There are so many contradictory reports these days on alcohol and its possible health benefits. For sure, heavy drinking is a health impairment, but a new study shows moderate consumption may actually reduce the risk of a stroke.
Three Cheers for One Drink!
There are clinically two types of strokes. An ischemic stroke is caused by blocked blood flow to the brain. A hemorrhagic stroke is when a blood vessel breaks and bleeds into the brain.
Ischemic strokes account for about 87 percent of all strokes, according to the American Stroke Association. The research from the newest Swedish study claims that a lower risk of ischemic strokes exists when one or two drinks per day are consumed.
Unfortunately, for those light-to-moderate drinkers, the risk of hemorrhagic stroke did not decrease. However, heavy drinking (three or more per day) increases the risk of both types of strokes. The journal BMC Medicine recently published those results.
The Research Team’s Study
Researchers from England and Sweden analyzed the results of 25 separate studies.
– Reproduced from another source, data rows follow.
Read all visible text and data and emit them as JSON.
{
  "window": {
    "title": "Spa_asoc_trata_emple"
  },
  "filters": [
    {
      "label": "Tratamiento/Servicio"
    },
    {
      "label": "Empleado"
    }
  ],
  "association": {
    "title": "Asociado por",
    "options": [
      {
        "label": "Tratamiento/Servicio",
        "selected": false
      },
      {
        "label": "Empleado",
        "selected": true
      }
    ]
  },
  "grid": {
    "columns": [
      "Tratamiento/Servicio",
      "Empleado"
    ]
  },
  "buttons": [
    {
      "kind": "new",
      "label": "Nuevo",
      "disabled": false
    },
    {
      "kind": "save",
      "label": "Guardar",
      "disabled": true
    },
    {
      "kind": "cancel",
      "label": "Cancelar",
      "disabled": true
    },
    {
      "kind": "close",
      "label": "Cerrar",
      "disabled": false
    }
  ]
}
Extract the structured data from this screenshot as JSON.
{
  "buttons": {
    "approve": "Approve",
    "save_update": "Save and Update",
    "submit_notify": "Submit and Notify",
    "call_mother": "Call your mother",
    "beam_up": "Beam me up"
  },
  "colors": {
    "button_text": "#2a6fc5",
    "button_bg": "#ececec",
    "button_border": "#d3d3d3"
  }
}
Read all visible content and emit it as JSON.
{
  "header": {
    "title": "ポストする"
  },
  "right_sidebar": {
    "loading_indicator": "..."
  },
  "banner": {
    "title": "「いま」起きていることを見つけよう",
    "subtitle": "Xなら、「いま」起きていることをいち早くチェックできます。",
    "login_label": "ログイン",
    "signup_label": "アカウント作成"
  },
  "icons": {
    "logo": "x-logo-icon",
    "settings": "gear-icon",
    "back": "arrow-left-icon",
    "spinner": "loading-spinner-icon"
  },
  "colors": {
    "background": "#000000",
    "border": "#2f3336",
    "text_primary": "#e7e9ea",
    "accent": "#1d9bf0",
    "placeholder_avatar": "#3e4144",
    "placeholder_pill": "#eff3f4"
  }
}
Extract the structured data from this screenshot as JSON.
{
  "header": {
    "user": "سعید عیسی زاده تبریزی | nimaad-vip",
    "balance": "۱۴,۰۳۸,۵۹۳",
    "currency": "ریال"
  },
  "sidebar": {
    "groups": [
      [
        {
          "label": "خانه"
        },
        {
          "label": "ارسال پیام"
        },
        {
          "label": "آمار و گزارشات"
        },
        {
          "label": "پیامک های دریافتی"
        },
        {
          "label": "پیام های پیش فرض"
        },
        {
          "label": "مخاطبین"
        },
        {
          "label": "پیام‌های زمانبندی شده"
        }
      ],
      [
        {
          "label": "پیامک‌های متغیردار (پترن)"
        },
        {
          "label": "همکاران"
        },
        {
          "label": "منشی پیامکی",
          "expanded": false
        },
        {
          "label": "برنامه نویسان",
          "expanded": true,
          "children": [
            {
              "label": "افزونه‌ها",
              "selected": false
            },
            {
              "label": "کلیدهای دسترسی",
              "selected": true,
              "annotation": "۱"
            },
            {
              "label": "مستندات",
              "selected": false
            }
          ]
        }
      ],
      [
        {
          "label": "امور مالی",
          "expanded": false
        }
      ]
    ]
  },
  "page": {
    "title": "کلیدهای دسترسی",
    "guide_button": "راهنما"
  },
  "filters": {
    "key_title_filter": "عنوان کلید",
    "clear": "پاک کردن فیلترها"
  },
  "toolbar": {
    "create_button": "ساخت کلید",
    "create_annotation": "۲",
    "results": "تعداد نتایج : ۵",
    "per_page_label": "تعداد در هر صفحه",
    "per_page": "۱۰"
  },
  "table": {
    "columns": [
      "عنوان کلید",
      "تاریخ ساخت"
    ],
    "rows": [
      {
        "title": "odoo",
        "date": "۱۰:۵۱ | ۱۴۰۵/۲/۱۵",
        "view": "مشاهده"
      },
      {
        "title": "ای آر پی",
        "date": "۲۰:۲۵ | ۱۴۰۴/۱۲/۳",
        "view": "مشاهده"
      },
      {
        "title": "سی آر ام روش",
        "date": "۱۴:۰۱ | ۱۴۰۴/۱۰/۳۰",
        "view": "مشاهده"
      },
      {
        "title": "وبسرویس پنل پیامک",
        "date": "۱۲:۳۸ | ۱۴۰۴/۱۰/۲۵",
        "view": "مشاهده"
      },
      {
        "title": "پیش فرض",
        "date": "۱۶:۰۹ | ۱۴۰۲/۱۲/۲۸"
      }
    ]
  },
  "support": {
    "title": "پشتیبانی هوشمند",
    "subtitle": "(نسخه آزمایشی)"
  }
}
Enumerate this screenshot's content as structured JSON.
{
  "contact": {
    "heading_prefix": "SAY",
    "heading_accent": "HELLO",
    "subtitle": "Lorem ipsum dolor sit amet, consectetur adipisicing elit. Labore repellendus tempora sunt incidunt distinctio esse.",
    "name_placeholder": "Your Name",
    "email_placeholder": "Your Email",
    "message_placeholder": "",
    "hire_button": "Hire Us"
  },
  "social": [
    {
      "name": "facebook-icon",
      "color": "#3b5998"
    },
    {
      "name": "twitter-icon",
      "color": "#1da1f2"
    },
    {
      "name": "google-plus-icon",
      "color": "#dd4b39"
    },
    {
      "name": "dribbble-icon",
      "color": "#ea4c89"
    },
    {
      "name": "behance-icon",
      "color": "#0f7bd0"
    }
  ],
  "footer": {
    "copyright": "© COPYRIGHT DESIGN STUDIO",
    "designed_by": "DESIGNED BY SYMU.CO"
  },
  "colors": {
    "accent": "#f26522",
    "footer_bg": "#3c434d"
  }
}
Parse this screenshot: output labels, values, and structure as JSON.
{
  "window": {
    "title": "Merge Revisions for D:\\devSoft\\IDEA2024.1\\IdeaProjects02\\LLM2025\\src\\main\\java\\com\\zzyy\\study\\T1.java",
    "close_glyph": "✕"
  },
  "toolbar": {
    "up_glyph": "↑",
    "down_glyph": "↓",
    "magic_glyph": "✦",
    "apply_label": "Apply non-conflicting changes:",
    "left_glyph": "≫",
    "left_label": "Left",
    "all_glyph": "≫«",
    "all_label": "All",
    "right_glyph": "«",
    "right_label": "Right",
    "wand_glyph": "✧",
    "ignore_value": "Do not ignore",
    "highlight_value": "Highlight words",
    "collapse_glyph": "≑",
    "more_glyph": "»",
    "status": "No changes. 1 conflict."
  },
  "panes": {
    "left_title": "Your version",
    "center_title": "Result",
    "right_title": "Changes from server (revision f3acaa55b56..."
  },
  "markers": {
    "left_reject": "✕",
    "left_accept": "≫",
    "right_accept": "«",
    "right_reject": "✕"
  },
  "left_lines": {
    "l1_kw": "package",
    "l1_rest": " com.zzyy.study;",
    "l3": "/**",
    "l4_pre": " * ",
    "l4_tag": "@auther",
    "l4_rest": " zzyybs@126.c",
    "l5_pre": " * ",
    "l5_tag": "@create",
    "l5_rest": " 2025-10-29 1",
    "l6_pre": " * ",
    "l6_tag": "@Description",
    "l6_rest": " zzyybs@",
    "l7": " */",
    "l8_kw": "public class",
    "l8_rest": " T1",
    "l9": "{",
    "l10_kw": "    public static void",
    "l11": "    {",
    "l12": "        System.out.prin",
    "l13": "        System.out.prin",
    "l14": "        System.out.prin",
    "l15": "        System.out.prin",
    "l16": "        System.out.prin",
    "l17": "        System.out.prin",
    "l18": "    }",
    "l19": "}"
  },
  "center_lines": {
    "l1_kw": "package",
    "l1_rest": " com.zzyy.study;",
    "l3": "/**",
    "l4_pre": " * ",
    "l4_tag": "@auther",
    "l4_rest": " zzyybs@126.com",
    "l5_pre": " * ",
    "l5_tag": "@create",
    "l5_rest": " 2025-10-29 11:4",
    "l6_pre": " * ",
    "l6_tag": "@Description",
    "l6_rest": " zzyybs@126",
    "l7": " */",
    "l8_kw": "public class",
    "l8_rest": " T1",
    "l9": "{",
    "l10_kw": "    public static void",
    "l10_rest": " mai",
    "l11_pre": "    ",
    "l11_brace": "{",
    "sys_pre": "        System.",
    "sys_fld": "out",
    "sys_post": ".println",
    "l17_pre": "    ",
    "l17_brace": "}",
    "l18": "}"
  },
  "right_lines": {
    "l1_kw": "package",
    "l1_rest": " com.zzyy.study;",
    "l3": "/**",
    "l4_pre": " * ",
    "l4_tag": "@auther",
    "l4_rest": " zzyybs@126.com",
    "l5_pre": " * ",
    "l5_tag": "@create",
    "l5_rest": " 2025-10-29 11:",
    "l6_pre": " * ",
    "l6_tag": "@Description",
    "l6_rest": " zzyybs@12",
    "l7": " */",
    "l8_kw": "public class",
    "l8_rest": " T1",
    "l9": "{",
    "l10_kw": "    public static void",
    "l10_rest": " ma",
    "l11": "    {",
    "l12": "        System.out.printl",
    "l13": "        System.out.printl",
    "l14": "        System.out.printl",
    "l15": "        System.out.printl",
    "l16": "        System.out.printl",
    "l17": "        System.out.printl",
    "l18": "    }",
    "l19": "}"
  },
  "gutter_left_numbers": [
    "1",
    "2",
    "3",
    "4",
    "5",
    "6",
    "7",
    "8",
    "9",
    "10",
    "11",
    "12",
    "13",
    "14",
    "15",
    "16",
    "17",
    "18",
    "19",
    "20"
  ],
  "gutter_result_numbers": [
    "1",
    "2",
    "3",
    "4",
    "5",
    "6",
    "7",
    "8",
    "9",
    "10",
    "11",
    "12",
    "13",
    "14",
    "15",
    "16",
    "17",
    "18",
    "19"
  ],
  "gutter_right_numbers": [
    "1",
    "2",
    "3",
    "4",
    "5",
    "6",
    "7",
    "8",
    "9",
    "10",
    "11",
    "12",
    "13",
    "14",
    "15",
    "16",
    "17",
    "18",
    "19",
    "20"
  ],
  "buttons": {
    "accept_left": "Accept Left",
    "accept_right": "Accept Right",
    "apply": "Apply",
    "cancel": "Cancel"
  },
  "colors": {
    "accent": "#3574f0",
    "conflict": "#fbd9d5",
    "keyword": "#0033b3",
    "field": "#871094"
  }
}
The good news was that light consumption of alcohol decreased the odds of the more potential type of stroke. Again, however, heavy drinkers were offered a warning.
Those who indulged in three or more libations daily actually became more likely to suffer a hemorrhagic stroke—even though normally (without heavy drinking), a person is actually 5 times more apt to suffer from an ischemic stroke.
The researchers suspect that it’s the way that alcohol affects the body that changes the general “stroke susceptibility” rule to date.
Drink (Lightly) and Be Merry
Indulging in beer, wine, or spirits in moderation, in general, won’t create many health conflicts. And as read, sometimes a drink or too can be beneficial. We’ve read many reports about the benefits of red wine, for example.
The concern here is that alcohol has been connected to a decrease in fibrinogen. Fibrinogen is a protein that helps the body form blood clots. This is why oftentimes we hear about those with an abundant amount of alcohol in their system—they are challenged with the ability to stop bleeding, especially when they’re injured.
It makes sense then that the risk of hemorrhagic stroke would increase with elevated levels of alcohol in the bloodstream.
No Party Poopers!
A drink or two, whether at home, during dinner, or at a celebration can be relaxing and enjoyable. Pacing oneself can be helpful. Perhaps have one cocktail and then refresh with a couple of glasses of water while socializing. Then, have your second, if you desire. Remember to stay hydrated and have food in your stomach, too.
Never drink alcohol and drive a vehicle of any type, even after just one drink. It’s not worth your life or anyone else’s. Also, if you suspect you are pregnant, it’s best for the baby and mom’s health to abstain. As the ads say, please drink responsibly. For more current studies on health food and drink, check out Thrive!